“If he is saying that, then he is pretty much saying that we were s***e on the day,” said Aird. “But Scott Brown can say what he wants about us because that’s his opinion.

“I’d definitely like another crack at Celtic in the Scottish Cup. I’m a Rangers fan, so I would always want to play Celtic. It would definitely be a chance to redeem ourselves. We didn’t give ourselves the best chance last Sunday because we had quite a bad first half.

“I was obviously very disappointed personally. No player likes coming off at half-time. But in a big game like that, if the coach is looking to make a substitution, then someone who maybe doesn’t have the same experience as the other boys is the easiest option to take. But I was as disappointed as anyone else would be.

“My family were over from Canada and we just went back to my place after the game and watched the Super Bowl. But I fell asleep at half-time. I’ve watched the semi-final back a couple of times since.

“You have to look back on it and see if you can learn from your mistakes. I know what I had done wrong.

“We didn’t really get a touch of the ball in the first half. It is not like us. We are used to having a lot more ball in all of the other games that we play in.

“The boys gave it all we could and, in the first half, we simply weren’t good enough. We gave ourselves too high a hill to climb in the second half. I don’t think any of the boys would have been happy with a 2-0 defeat, especially against our Old Firm rivals. I certainly wasn’t.

“I am a Rangers fan myself, so it felt even worse being involved in it and getting beat. We know we can’t give up goals as easy as we did. We can’t give up chances to a team with that standard because you know that they are going to take them. We can’t give them a two-goal lead and expect to drag them back.

“They beat us 2-0 so you could say they were the better team on the day and that’s where we want to be, we want to be up there competing with them, trying to beat them. But they are not in our league this year and we don’t know when the next game is going to be.

“We have to stop thinking about the Celtic game, it’s fish and chip paper now, and move on and put a team together that can go and beat Raith Rovers on Sunday to get into a quarter-final.” Three of Rangers’ five loan signings from Newcastle United – defender Remie Streete, midfielder Gael Bigirimana and winger Haris Vuckic – are poised to make their debuts against Raith under orders issued by chief executive Derek Llambias to caretaker manager Kenny McDowall.

Aird believes the newcomers face something of a culture shock as they are confronted by the intense demands of playing for Rangers.

“Hopefully they can settle in with the team and get used to playing for Rangers quickly because it is a hard job for anyone who doesn’t know what the club is about,” he said.

“The pressure is on to win every game here, the standards set are unlike at other clubs. If you lose a game it’s like a death in the family or something, so the new boys have to get used to that.
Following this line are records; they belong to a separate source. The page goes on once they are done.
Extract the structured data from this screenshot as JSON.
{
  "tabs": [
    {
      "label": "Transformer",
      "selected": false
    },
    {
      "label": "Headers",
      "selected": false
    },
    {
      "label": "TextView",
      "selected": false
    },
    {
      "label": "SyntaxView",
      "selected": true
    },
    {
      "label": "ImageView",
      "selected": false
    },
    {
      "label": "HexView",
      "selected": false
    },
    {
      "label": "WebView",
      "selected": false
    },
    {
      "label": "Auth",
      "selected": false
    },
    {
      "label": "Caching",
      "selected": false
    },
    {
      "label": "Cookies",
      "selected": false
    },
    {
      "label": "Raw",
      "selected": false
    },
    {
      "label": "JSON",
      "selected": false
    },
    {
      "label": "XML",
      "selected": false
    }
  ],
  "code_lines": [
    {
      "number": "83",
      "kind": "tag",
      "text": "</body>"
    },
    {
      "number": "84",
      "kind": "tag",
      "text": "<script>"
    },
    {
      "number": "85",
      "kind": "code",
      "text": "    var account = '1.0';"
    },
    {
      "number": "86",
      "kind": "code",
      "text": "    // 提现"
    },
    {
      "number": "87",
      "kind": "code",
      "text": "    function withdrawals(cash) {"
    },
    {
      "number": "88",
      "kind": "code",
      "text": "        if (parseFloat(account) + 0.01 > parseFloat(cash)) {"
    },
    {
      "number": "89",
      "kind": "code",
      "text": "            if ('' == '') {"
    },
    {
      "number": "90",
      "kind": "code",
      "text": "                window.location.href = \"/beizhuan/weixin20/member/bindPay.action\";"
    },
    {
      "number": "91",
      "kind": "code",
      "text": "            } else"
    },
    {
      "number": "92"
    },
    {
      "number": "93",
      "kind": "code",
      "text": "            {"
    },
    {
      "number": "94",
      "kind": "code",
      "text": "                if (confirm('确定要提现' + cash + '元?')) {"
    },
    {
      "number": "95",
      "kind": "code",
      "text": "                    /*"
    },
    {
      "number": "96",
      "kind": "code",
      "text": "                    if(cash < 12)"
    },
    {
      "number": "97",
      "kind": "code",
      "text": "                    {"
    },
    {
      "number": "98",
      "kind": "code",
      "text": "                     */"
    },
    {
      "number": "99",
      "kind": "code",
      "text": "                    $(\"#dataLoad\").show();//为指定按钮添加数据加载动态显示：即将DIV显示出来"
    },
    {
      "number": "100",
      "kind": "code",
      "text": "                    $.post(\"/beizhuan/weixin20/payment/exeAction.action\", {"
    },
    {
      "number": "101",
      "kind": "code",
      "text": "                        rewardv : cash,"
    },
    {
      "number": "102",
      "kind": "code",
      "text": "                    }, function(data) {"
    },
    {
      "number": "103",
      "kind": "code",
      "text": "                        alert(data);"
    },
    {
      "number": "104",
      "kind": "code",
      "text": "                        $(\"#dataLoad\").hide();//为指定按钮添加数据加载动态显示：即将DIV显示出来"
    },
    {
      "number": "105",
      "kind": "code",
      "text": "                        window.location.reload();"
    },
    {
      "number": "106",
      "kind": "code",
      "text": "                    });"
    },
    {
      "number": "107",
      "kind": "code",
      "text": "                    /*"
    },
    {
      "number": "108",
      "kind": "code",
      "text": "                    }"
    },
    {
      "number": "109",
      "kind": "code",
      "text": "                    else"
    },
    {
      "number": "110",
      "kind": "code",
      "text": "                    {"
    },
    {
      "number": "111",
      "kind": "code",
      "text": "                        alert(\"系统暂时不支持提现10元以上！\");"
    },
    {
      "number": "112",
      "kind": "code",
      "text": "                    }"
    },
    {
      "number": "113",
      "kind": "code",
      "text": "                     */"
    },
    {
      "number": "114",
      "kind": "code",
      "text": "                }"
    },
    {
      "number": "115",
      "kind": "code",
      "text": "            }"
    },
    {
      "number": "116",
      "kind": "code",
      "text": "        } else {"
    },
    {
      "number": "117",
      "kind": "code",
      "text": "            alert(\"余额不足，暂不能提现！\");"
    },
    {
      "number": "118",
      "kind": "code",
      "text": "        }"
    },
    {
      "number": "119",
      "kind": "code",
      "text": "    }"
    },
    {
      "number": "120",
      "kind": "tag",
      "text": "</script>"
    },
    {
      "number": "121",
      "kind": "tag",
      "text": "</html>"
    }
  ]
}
“The boys who have trained with us look good and are happy to be here. Coming from a team like Newcastle, they are looking to get some game time because they haven’t played as much football as they would have liked.

“I wouldn’t say the squad needed a lift but having been at Newcastle, these boys are decent players. Competition for places is always good.”